Task item:
All entries are to be printed again exactly, with their images omitted.

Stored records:
=====

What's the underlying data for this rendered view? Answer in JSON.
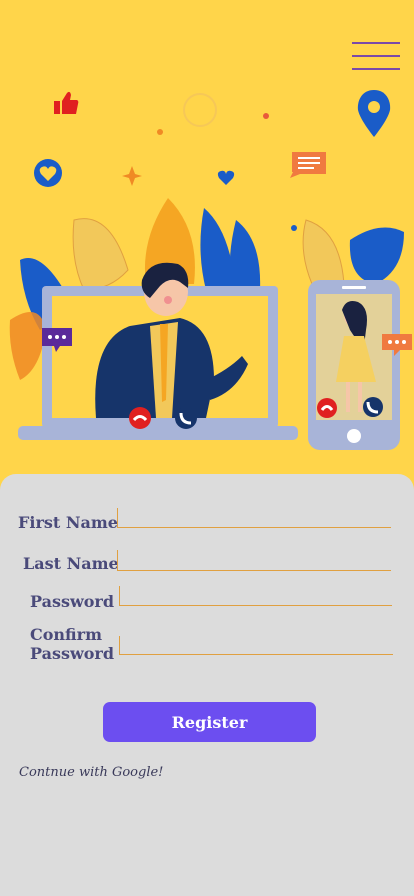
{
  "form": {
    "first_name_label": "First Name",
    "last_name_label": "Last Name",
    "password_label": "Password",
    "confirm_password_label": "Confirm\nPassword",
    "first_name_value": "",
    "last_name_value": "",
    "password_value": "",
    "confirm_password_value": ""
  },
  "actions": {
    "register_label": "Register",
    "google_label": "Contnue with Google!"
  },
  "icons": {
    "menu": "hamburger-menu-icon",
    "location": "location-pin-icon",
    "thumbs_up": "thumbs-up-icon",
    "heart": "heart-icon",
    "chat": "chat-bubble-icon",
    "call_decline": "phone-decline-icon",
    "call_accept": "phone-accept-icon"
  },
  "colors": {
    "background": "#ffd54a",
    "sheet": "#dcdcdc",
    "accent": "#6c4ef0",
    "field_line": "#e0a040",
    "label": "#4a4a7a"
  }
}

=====

Task answer:
What's the underlying data for this rendered view? Answer in JSON.
{
  "form": {
    "first_name_label": "First Name",
    "last_name_label": "Last Name",
    "password_label": "Password",
    "confirm_password_label": "Confirm\nPassword",
    "first_name_value": "",
    "last_name_value": "",
    "password_value": "",
    "confirm_password_value": ""
  },
  "actions": {
    "register_label": "Register",
    "google_label": "Contnue with Google!"
  },
  "icons": {
    "menu": "hamburger-menu-icon",
    "location": "location-pin-icon",
    "thumbs_up": "thumbs-up-icon",
    "heart": "heart-icon",
    "chat": "chat-bubble-icon",
    "call_decline": "phone-decline-icon",
    "call_accept": "phone-accept-icon"
  },
  "colors": {
    "background": "#ffd54a",
    "sheet": "#dcdcdc",
    "accent": "#6c4ef0",
    "field_line": "#e0a040",
    "label": "#4a4a7a"
  }
}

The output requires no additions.